- [Your objective]
Copy the data verbatim and leave out every picture.

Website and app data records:
= = = = = = =

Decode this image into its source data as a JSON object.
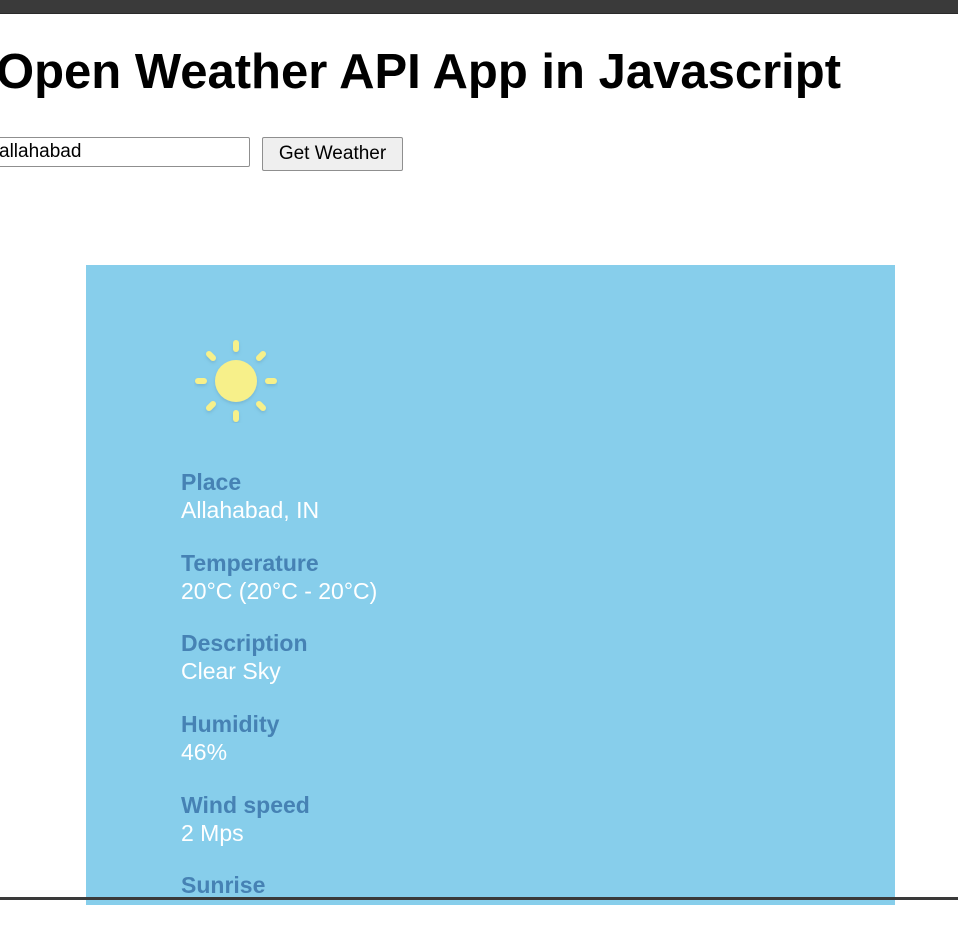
{
  "header": {
    "title": "Open Weather API App in Javascript"
  },
  "search": {
    "value": "allahabad",
    "button_label": "Get Weather"
  },
  "weather": {
    "icon": "sun-icon",
    "icon_color": "#f7f08a",
    "card_color": "#87ceeb",
    "label_color": "#4682b4",
    "fields": [
      {
        "label": "Place",
        "value": "Allahabad, IN"
      },
      {
        "label": "Temperature",
        "value": "20°C (20°C - 20°C)"
      },
      {
        "label": "Description",
        "value": "Clear Sky"
      },
      {
        "label": "Humidity",
        "value": "46%"
      },
      {
        "label": "Wind speed",
        "value": "2 Mps"
      },
      {
        "label": "Sunrise",
        "value": ""
      }
    ]
  }
}
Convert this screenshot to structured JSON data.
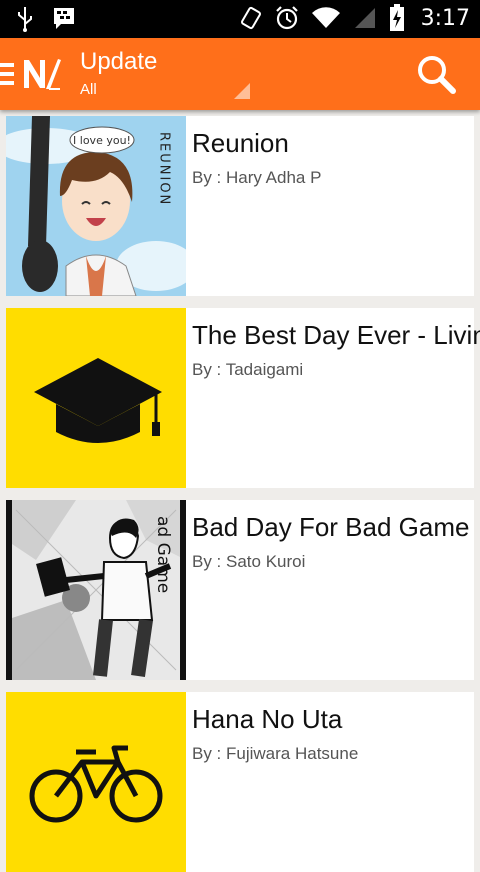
{
  "status_bar": {
    "time": "3:17",
    "icons": [
      "usb-icon",
      "bbm-icon",
      "vibrate-icon",
      "alarm-icon",
      "wifi-icon",
      "signal-icon",
      "battery-charging-icon"
    ]
  },
  "app_bar": {
    "title": "Update",
    "subtitle": "All",
    "logo_icon": "nl-logo",
    "menu_icon": "menu-icon",
    "search_icon": "search-icon",
    "accent": "#ff6f1a"
  },
  "books": [
    {
      "title": "Reunion",
      "author": "By : Hary Adha P",
      "cover": "illustrated-cover",
      "cover_texts": [
        "I love you!",
        "REUNION"
      ]
    },
    {
      "title": "The Best Day Ever - Living",
      "author": "By : Tadaigami",
      "cover": "graduation-cap-icon",
      "cover_color": "#ffdd00"
    },
    {
      "title": "Bad Day For Bad Game",
      "author": "By : Sato Kuroi",
      "cover": "manga-cover",
      "cover_texts": [
        "ad Game"
      ]
    },
    {
      "title": "Hana No Uta",
      "author": "By : Fujiwara Hatsune",
      "cover": "bicycle-icon",
      "cover_color": "#ffdd00"
    }
  ]
}
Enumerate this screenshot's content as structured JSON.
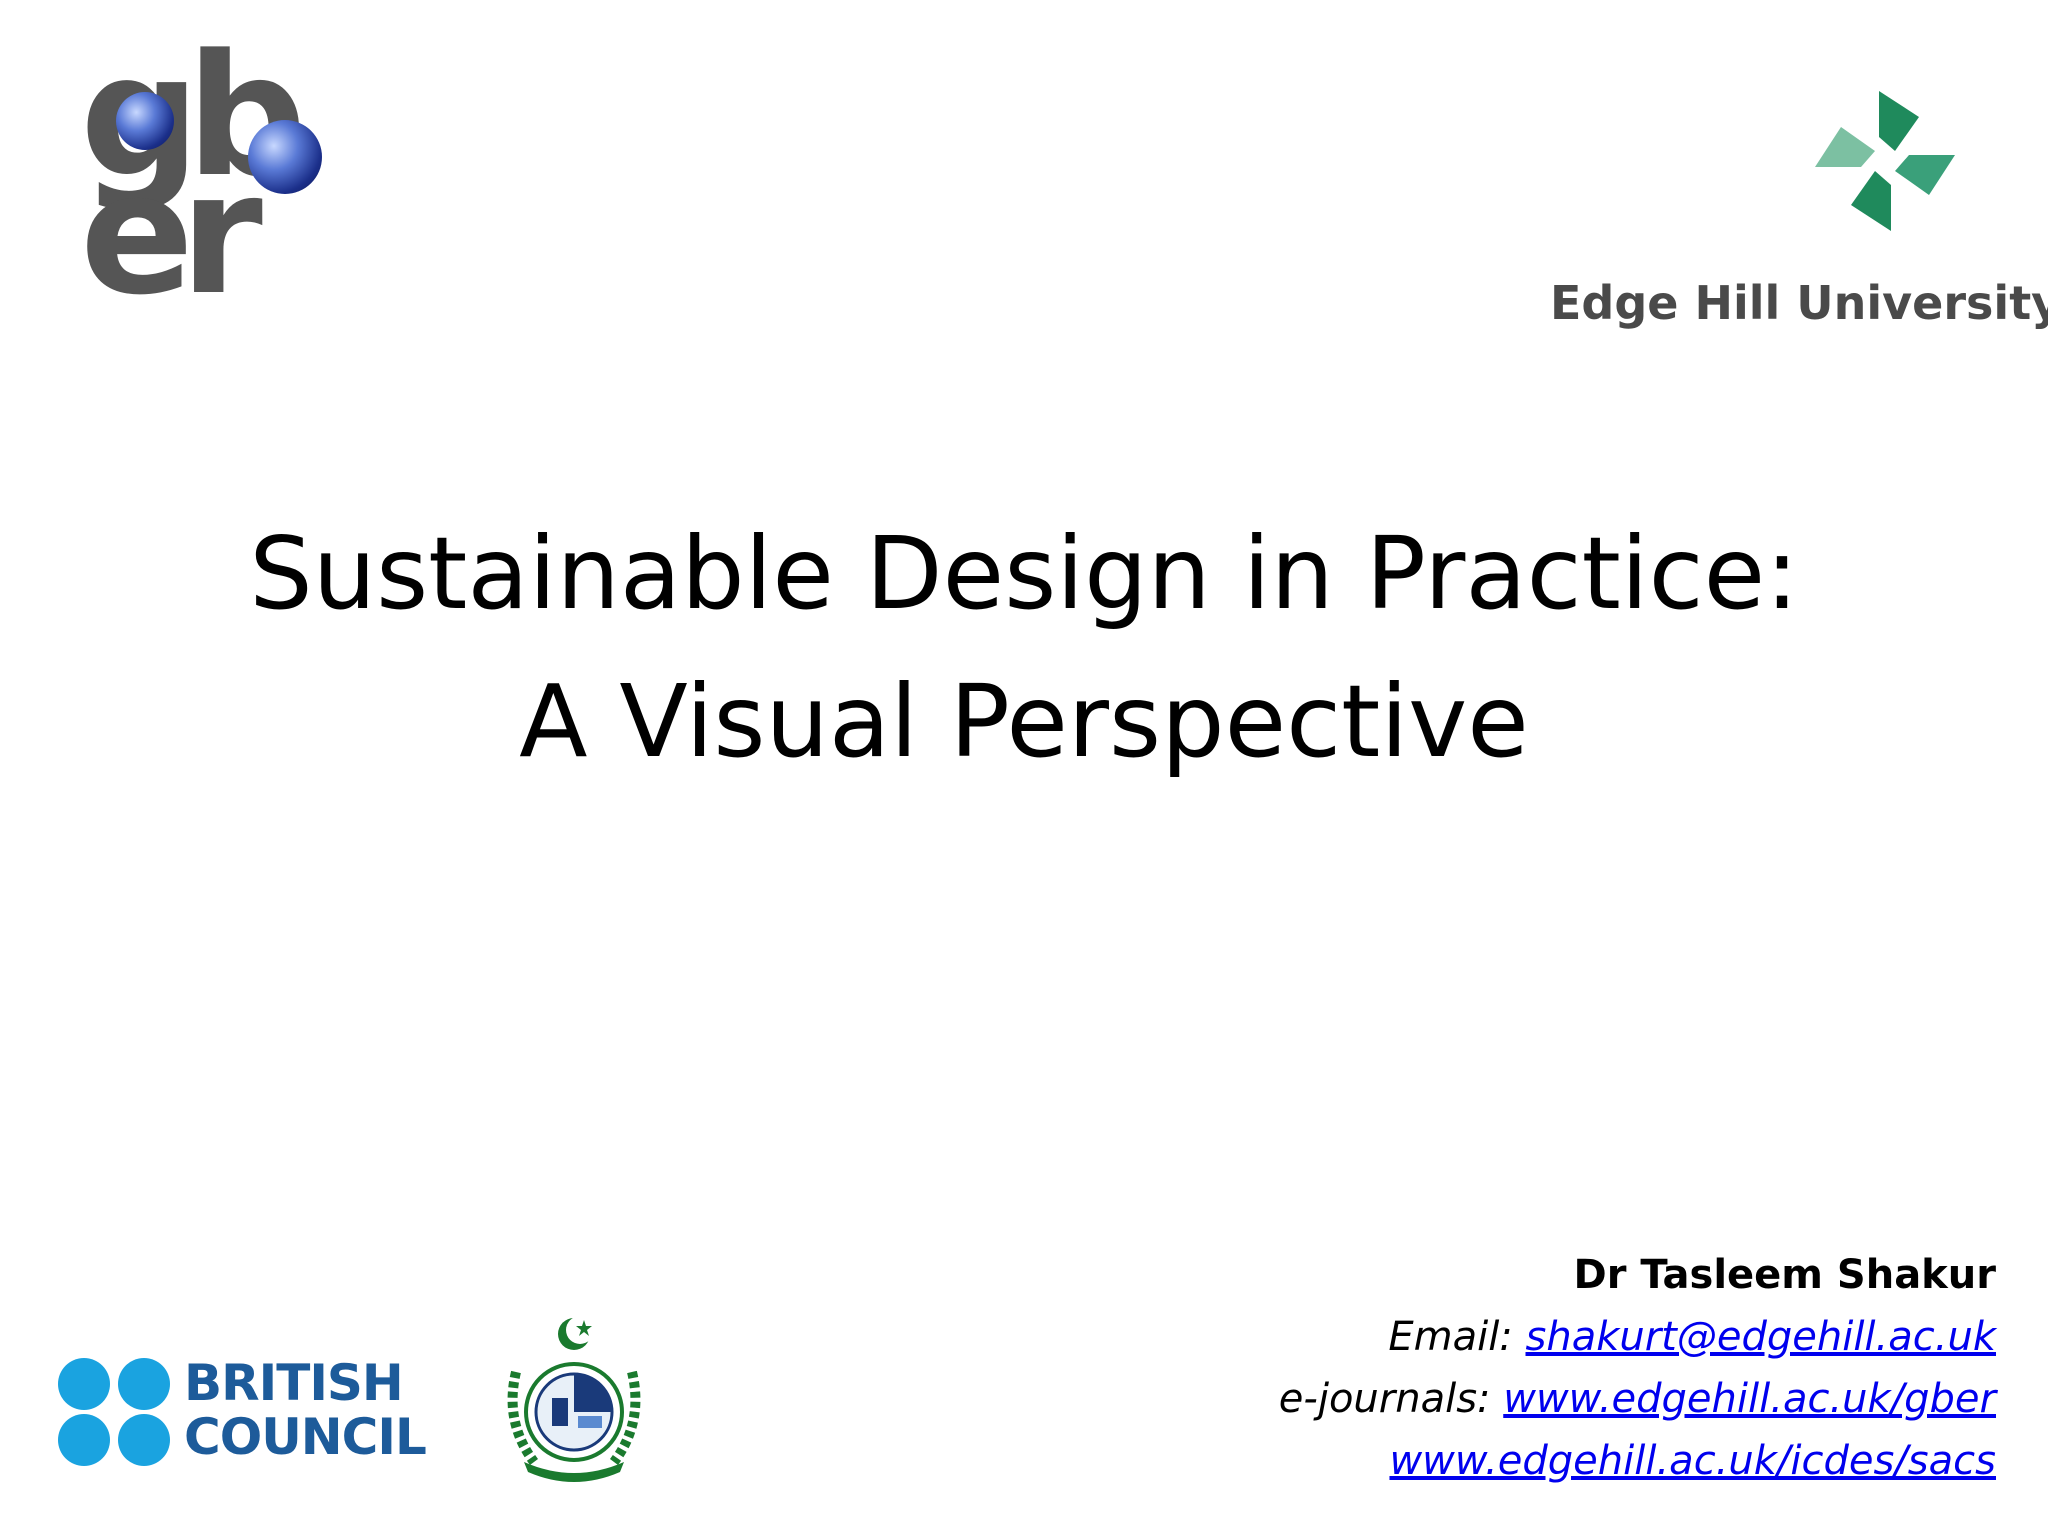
{
  "slide": {
    "title_line1": "Sustainable Design in Practice:",
    "title_line2": "A Visual Perspective"
  },
  "logos": {
    "gber": {
      "line1": "gb",
      "line2": "er"
    },
    "edge_hill": {
      "name": "Edge Hill University",
      "color": "#2e8b57"
    },
    "british_council": {
      "line1": "BRITISH",
      "line2": "COUNCIL",
      "dot_color": "#1aa3e0",
      "text_color": "#1d5b9a"
    },
    "hec": {
      "color": "#1a7a2e"
    }
  },
  "contact": {
    "author": "Dr Tasleem Shakur",
    "email_label": "Email: ",
    "email": "shakurt@edgehill.ac.uk",
    "ejournals_label": "e-journals: ",
    "ejournal_url1": "www.edgehill.ac.uk/gber",
    "ejournal_url2": "www.edgehill.ac.uk/icdes/sacs",
    "link_color": "#0000ee"
  }
}
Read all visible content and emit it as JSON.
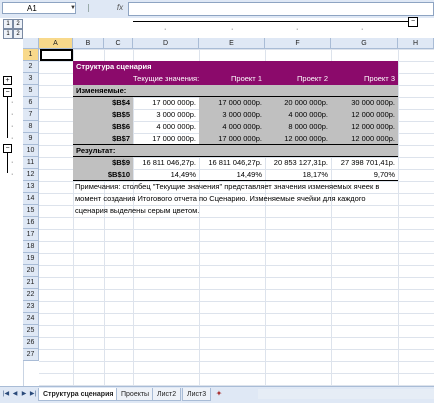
{
  "formula_bar": {
    "name_box": "A1",
    "fx": "fx",
    "formula": ""
  },
  "outline": {
    "col_levels": [
      "1",
      "2"
    ],
    "row_levels": [
      "1",
      "2"
    ],
    "collapse": "−",
    "expand": "+"
  },
  "columns": [
    "A",
    "B",
    "C",
    "D",
    "E",
    "F",
    "G",
    "H"
  ],
  "rows": [
    "1",
    "2",
    "3",
    "5",
    "6",
    "7",
    "8",
    "9",
    "10",
    "11",
    "12",
    "13",
    "14",
    "15",
    "16",
    "17",
    "18",
    "19",
    "20",
    "21",
    "22",
    "23",
    "24",
    "25",
    "26",
    "27"
  ],
  "report": {
    "title": "Структура сценария",
    "header_current": "Текущие значения:",
    "header_p1": "Проект 1",
    "header_p2": "Проект 2",
    "header_p3": "Проект 3",
    "changing_label": "Изменяемые:",
    "result_label": "Результат:",
    "changing_rows": [
      {
        "cell": "$B$4",
        "current": "17 000 000р.",
        "p1": "17 000 000р.",
        "p2": "20 000 000р.",
        "p3": "30 000 000р."
      },
      {
        "cell": "$B$5",
        "current": "3 000 000р.",
        "p1": "3 000 000р.",
        "p2": "4 000 000р.",
        "p3": "12 000 000р."
      },
      {
        "cell": "$B$6",
        "current": "4 000 000р.",
        "p1": "4 000 000р.",
        "p2": "8 000 000р.",
        "p3": "12 000 000р."
      },
      {
        "cell": "$B$7",
        "current": "17 000 000р.",
        "p1": "17 000 000р.",
        "p2": "12 000 000р.",
        "p3": "12 000 000р."
      }
    ],
    "result_rows": [
      {
        "cell": "$B$9",
        "current": "16 811 046,27р.",
        "p1": "16 811 046,27р.",
        "p2": "20 853 127,31р.",
        "p3": "27 398 701,41р."
      },
      {
        "cell": "$B$10",
        "current": "14,49%",
        "p1": "14,49%",
        "p2": "18,17%",
        "p3": "9,70%"
      }
    ],
    "note_lines": [
      "Примечания: столбец \"Текущие значения\" представляет значения изменяемых ячеек в",
      "момент создания Итогового отчета по Сценарию. Изменяемые ячейки для каждого",
      "сценария выделены серым цветом."
    ]
  },
  "tabs": [
    "Структура сценария",
    "Проекты",
    "Лист2",
    "Лист3"
  ],
  "colors": {
    "title_bg": "#8b0a6b",
    "gray": "#c0c0c0",
    "header_bg": "#dfe8f5",
    "selected_header": "#f8d98b"
  }
}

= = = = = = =

- [Answer area]
Decode this image into its source data as a JSON object.
{
  "header": {
    "title": "Open Weather API App in Javascript"
  },
  "search": {
    "value": "allahabad",
    "button_label": "Get Weather"
  },
  "weather": {
    "icon": "sun-icon",
    "icon_color": "#f7f08a",
    "card_color": "#87ceeb",
    "label_color": "#4682b4",
    "fields": [
      {
        "label": "Place",
        "value": "Allahabad, IN"
      },
      {
        "label": "Temperature",
        "value": "20°C (20°C - 20°C)"
      },
      {
        "label": "Description",
        "value": "Clear Sky"
      },
      {
        "label": "Humidity",
        "value": "46%"
      },
      {
        "label": "Wind speed",
        "value": "2 Mps"
      },
      {
        "label": "Sunrise",
        "value": ""
      }
    ]
  }
}
Convert this screenshot to structured JSON data.
{
  "status_bar": {
    "time": "3:17",
    "icons": [
      "usb-icon",
      "bbm-icon",
      "vibrate-icon",
      "alarm-icon",
      "wifi-icon",
      "signal-icon",
      "battery-charging-icon"
    ]
  },
  "app_bar": {
    "title": "Update",
    "subtitle": "All",
    "logo_icon": "nl-logo",
    "menu_icon": "menu-icon",
    "search_icon": "search-icon",
    "accent": "#ff6f1a"
  },
  "books": [
    {
      "title": "Reunion",
      "author": "By : Hary Adha P",
      "cover": "illustrated-cover",
      "cover_texts": [
        "I love you!",
        "REUNION"
      ]
    },
    {
      "title": "The Best Day Ever - Living",
      "author": "By : Tadaigami",
      "cover": "graduation-cap-icon",
      "cover_color": "#ffdd00"
    },
    {
      "title": "Bad Day For Bad Game",
      "author": "By : Sato Kuroi",
      "cover": "manga-cover",
      "cover_texts": [
        "ad Game"
      ]
    },
    {
      "title": "Hana No Uta",
      "author": "By : Fujiwara Hatsune",
      "cover": "bicycle-icon",
      "cover_color": "#ffdd00"
    }
  ]
}
Enumerate this screenshot's content as structured JSON.
{
  "slide": {
    "title_line1": "Sustainable Design in Practice:",
    "title_line2": "A Visual Perspective"
  },
  "logos": {
    "gber": {
      "line1": "gb",
      "line2": "er"
    },
    "edge_hill": {
      "name": "Edge Hill University",
      "color": "#2e8b57"
    },
    "british_council": {
      "line1": "BRITISH",
      "line2": "COUNCIL",
      "dot_color": "#1aa3e0",
      "text_color": "#1d5b9a"
    },
    "hec": {
      "color": "#1a7a2e"
    }
  },
  "contact": {
    "author": "Dr Tasleem Shakur",
    "email_label": "Email: ",
    "email": "shakurt@edgehill.ac.uk",
    "ejournals_label": "e-journals: ",
    "ejournal_url1": "www.edgehill.ac.uk/gber",
    "ejournal_url2": "www.edgehill.ac.uk/icdes/sacs",
    "link_color": "#0000ee"
  }
}
Read all visible content and emit it as JSON.
{
  "formula_bar": {
    "name_box": "A1",
    "fx": "fx",
    "formula": ""
  },
  "outline": {
    "col_levels": [
      "1",
      "2"
    ],
    "row_levels": [
      "1",
      "2"
    ],
    "collapse": "−",
    "expand": "+"
  },
  "columns": [
    "A",
    "B",
    "C",
    "D",
    "E",
    "F",
    "G",
    "H"
  ],
  "rows": [
    "1",
    "2",
    "3",
    "5",
    "6",
    "7",
    "8",
    "9",
    "10",
    "11",
    "12",
    "13",
    "14",
    "15",
    "16",
    "17",
    "18",
    "19",
    "20",
    "21",
    "22",
    "23",
    "24",
    "25",
    "26",
    "27"
  ],
  "report": {
    "title": "Структура сценария",
    "header_current": "Текущие значения:",
    "header_p1": "Проект 1",
    "header_p2": "Проект 2",
    "header_p3": "Проект 3",
    "changing_label": "Изменяемые:",
    "result_label": "Результат:",
    "changing_rows": [
      {
        "cell": "$B$4",
        "current": "17 000 000р.",
        "p1": "17 000 000р.",
        "p2": "20 000 000р.",
        "p3": "30 000 000р."
      },
      {
        "cell": "$B$5",
        "current": "3 000 000р.",
        "p1": "3 000 000р.",
        "p2": "4 000 000р.",
        "p3": "12 000 000р."
      },
      {
        "cell": "$B$6",
        "current": "4 000 000р.",
        "p1": "4 000 000р.",
        "p2": "8 000 000р.",
        "p3": "12 000 000р."
      },
      {
        "cell": "$B$7",
        "current": "17 000 000р.",
        "p1": "17 000 000р.",
        "p2": "12 000 000р.",
        "p3": "12 000 000р."
      }
    ],
    "result_rows": [
      {
        "cell": "$B$9",
        "current": "16 811 046,27р.",
        "p1": "16 811 046,27р.",
        "p2": "20 853 127,31р.",
        "p3": "27 398 701,41р."
      },
      {
        "cell": "$B$10",
        "current": "14,49%",
        "p1": "14,49%",
        "p2": "18,17%",
        "p3": "9,70%"
      }
    ],
    "note_lines": [
      "Примечания: столбец \"Текущие значения\" представляет значения изменяемых ячеек в",
      "момент создания Итогового отчета по Сценарию. Изменяемые ячейки для каждого",
      "сценария выделены серым цветом."
    ]
  },
  "tabs": [
    "Структура сценария",
    "Проекты",
    "Лист2",
    "Лист3"
  ],
  "colors": {
    "title_bg": "#8b0a6b",
    "gray": "#c0c0c0",
    "header_bg": "#dfe8f5",
    "selected_header": "#f8d98b"
  }
}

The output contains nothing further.